** Data about app and page elements **
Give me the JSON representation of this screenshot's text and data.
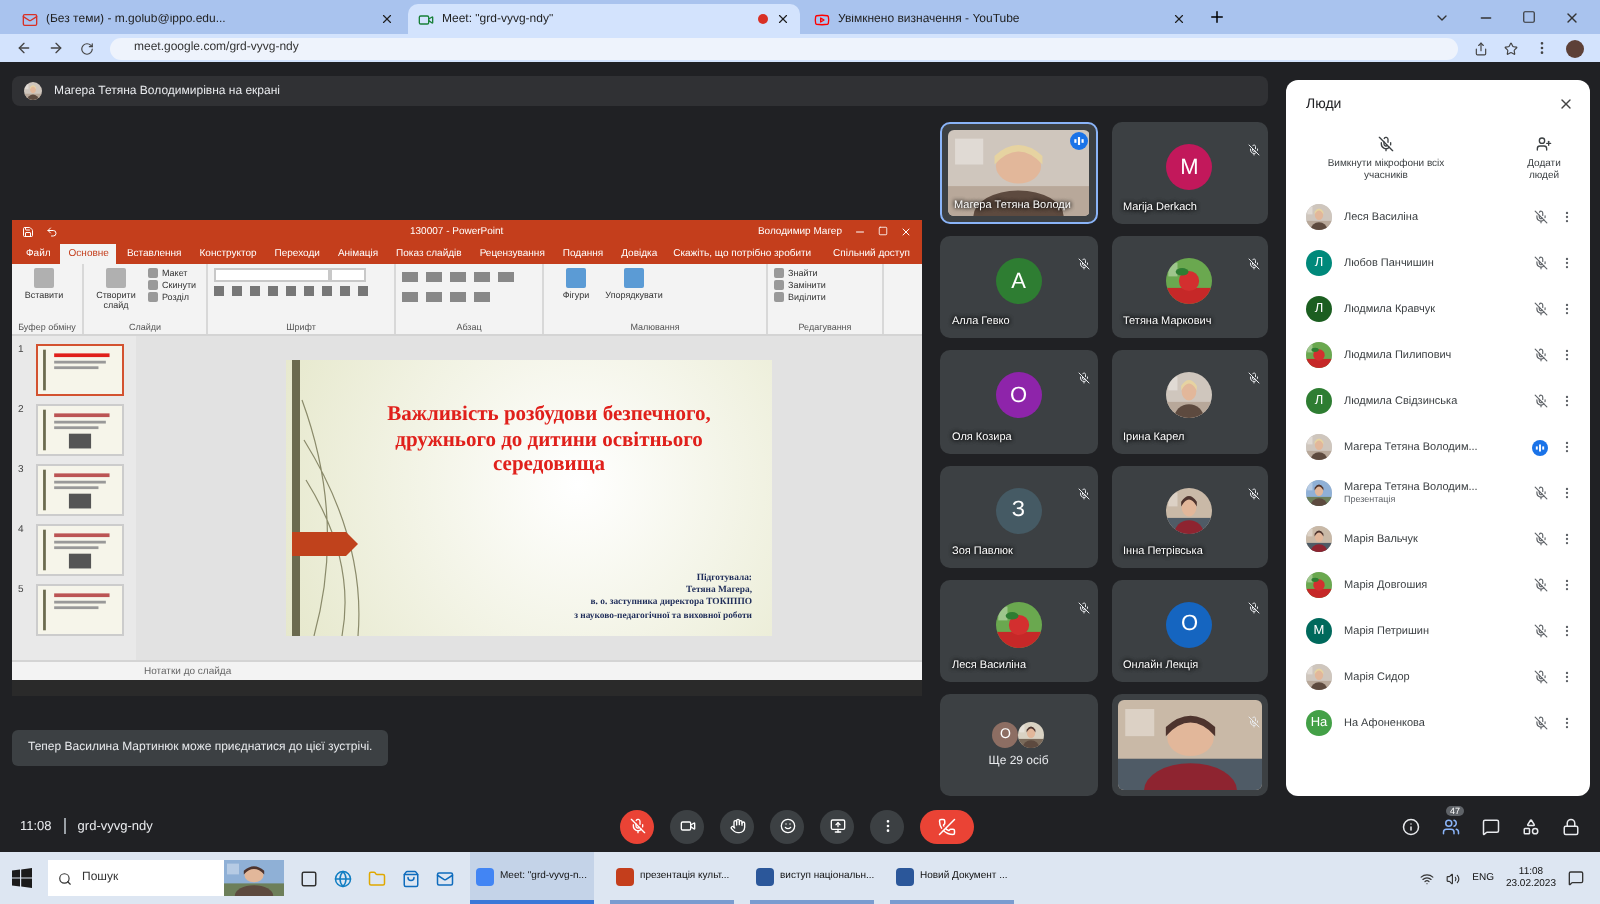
{
  "browser": {
    "tabs": [
      {
        "title": "(Без теми) - m.golub@ippo.edu...",
        "kind": "mail",
        "selected": false,
        "recording": false
      },
      {
        "title": "Meet: \"grd-vyvg-ndy\"",
        "kind": "meet",
        "selected": true,
        "recording": true
      },
      {
        "title": "Увімкнено визначення - YouTube",
        "kind": "video",
        "selected": false,
        "recording": false
      }
    ],
    "url": "meet.google.com/grd-vyvg-ndy"
  },
  "banner": "Магера Тетяна Володимирівна на екрані",
  "presentation": {
    "title": "130007 - PowerPoint",
    "user": "Володимир Магер",
    "ribbon_tabs": [
      {
        "label": "Файл",
        "selected": false
      },
      {
        "label": "Основне",
        "selected": true
      },
      {
        "label": "Вставлення",
        "selected": false
      },
      {
        "label": "Конструктор",
        "selected": false
      },
      {
        "label": "Переходи",
        "selected": false
      },
      {
        "label": "Анімація",
        "selected": false
      },
      {
        "label": "Показ слайдів",
        "selected": false
      },
      {
        "label": "Рецензування",
        "selected": false
      },
      {
        "label": "Подання",
        "selected": false
      },
      {
        "label": "Довідка",
        "selected": false
      }
    ],
    "tell_me": "Скажіть, що потрібно зробити",
    "share": "Спільний доступ",
    "ribbon_groups": [
      {
        "label": "Буфер обміну",
        "kind": "clipboard",
        "buttons": [
          {
            "label": "Вставити",
            "kind": "large"
          }
        ]
      },
      {
        "label": "Слайди",
        "kind": "slides",
        "buttons": [
          {
            "label": "Створити слайд",
            "kind": "large"
          },
          {
            "label": "Макет",
            "kind": "small"
          },
          {
            "label": "Скинути",
            "kind": "small"
          },
          {
            "label": "Розділ",
            "kind": "small"
          }
        ]
      },
      {
        "label": "Шрифт",
        "kind": "font"
      },
      {
        "label": "Абзац",
        "kind": "paragraph"
      },
      {
        "label": "Малювання",
        "kind": "drawing",
        "buttons": [
          {
            "label": "Фігури",
            "kind": "large"
          },
          {
            "label": "Упорядкувати",
            "kind": "large"
          }
        ]
      },
      {
        "label": "Редагування",
        "kind": "editing",
        "buttons": [
          {
            "label": "Знайти",
            "kind": "small"
          },
          {
            "label": "Замінити",
            "kind": "small"
          },
          {
            "label": "Виділити",
            "kind": "small"
          }
        ]
      }
    ],
    "thumbnails": [
      {
        "number": "1",
        "selected": true
      },
      {
        "number": "2",
        "selected": false
      },
      {
        "number": "3",
        "selected": false
      },
      {
        "number": "4",
        "selected": false
      },
      {
        "number": "5",
        "selected": false
      }
    ],
    "slide": {
      "title": "Важливість розбудови безпечного, дружнього до дитини освітнього середовища",
      "author_lines": [
        "Підготувала:",
        "Тетяна Магера,",
        "в. о. заступника директора ТОКІППО",
        "з науково-педагогічної та виховної роботи"
      ]
    },
    "notes": "Нотатки до слайда"
  },
  "toast": "Тепер Василина Мартинюк може приєднатися до цієї зустрічі.",
  "tiles": [
    {
      "name": "Магера Тетяна Володи",
      "kind": "video",
      "speaking": true,
      "muted": false
    },
    {
      "name": "Marija Derkach",
      "kind": "avatar",
      "initial": "M",
      "color": "#c2185b",
      "speaking": false,
      "muted": true
    },
    {
      "name": "Алла Гевко",
      "kind": "avatar",
      "initial": "А",
      "color": "#2e7d32",
      "speaking": false,
      "muted": true
    },
    {
      "name": "Тетяна Маркович",
      "speaking": false,
      "muted": true
    },
    {
      "name": "Оля Козира",
      "kind": "avatar",
      "initial": "О",
      "color": "#8e24aa",
      "speaking": false,
      "muted": true
    },
    {
      "name": "Ірина Карел",
      "speaking": false,
      "muted": true
    },
    {
      "name": "Зоя Павлюк",
      "kind": "avatar",
      "initial": "З",
      "color": "#455a64",
      "speaking": false,
      "muted": true
    },
    {
      "name": "Інна Петрівська",
      "speaking": false,
      "muted": true
    },
    {
      "name": "Леся Василіна",
      "speaking": false,
      "muted": true
    },
    {
      "name": "Онлайн Лекція",
      "kind": "avatar",
      "initial": "О",
      "color": "#1565c0",
      "speaking": false,
      "muted": true
    },
    {
      "name": "Ще 29 осіб",
      "kind": "more",
      "initial": "О",
      "color": "#8d6e63",
      "speaking": false,
      "muted": false
    },
    {
      "kind": "video",
      "speaking": false,
      "muted": true
    }
  ],
  "people": {
    "title": "Люди",
    "actions": [
      {
        "label": "Вимкнути мікрофони всіх учасників",
        "kind": "mute"
      },
      {
        "label": "Додати людей",
        "kind": "add"
      }
    ],
    "items": [
      {
        "name": "Леся Василіна",
        "speaking": false
      },
      {
        "name": "Любов Панчишин",
        "kind": "letter",
        "initial": "Л",
        "color": "#00897b",
        "speaking": false
      },
      {
        "name": "Людмила Кравчук",
        "kind": "letter",
        "initial": "Л",
        "color": "#1b5e20",
        "speaking": false
      },
      {
        "name": "Людмила Пилипович",
        "speaking": false
      },
      {
        "name": "Людмила Свідзинська",
        "kind": "letter",
        "initial": "Л",
        "color": "#2e7d32",
        "speaking": false
      },
      {
        "name": "Магера Тетяна Володим...",
        "speaking": true
      },
      {
        "name": "Магера Тетяна Володим...",
        "subtitle": "Презентація",
        "speaking": false
      },
      {
        "name": "Марія Вальчук",
        "speaking": false
      },
      {
        "name": "Марія Довгошия",
        "speaking": false
      },
      {
        "name": "Марія Петришин",
        "kind": "letter",
        "initial": "М",
        "color": "#00695c",
        "speaking": false
      },
      {
        "name": "Марія Сидор",
        "speaking": false
      },
      {
        "name": "На Афоненкова",
        "kind": "letter",
        "initial": "На",
        "color": "#43a047",
        "speaking": false
      }
    ]
  },
  "footer": {
    "time": "11:08",
    "code": "grd-vyvg-ndy",
    "participants": "47"
  },
  "taskbar": {
    "search": "Пошук",
    "apps": [
      {
        "label": "Meet: \"grd-vyvg-n...",
        "kind": "chrome",
        "selected": true
      },
      {
        "label": "презентація культ...",
        "kind": "powerpoint",
        "selected": false
      },
      {
        "label": "виступ національн...",
        "kind": "word",
        "selected": false
      },
      {
        "label": "Новий Документ ...",
        "kind": "word",
        "selected": false
      }
    ],
    "language": "ENG",
    "time": "11:08",
    "date": "23.02.2023"
  }
}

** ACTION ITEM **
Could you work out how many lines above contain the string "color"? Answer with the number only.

** SOLVED EXERCISE **
11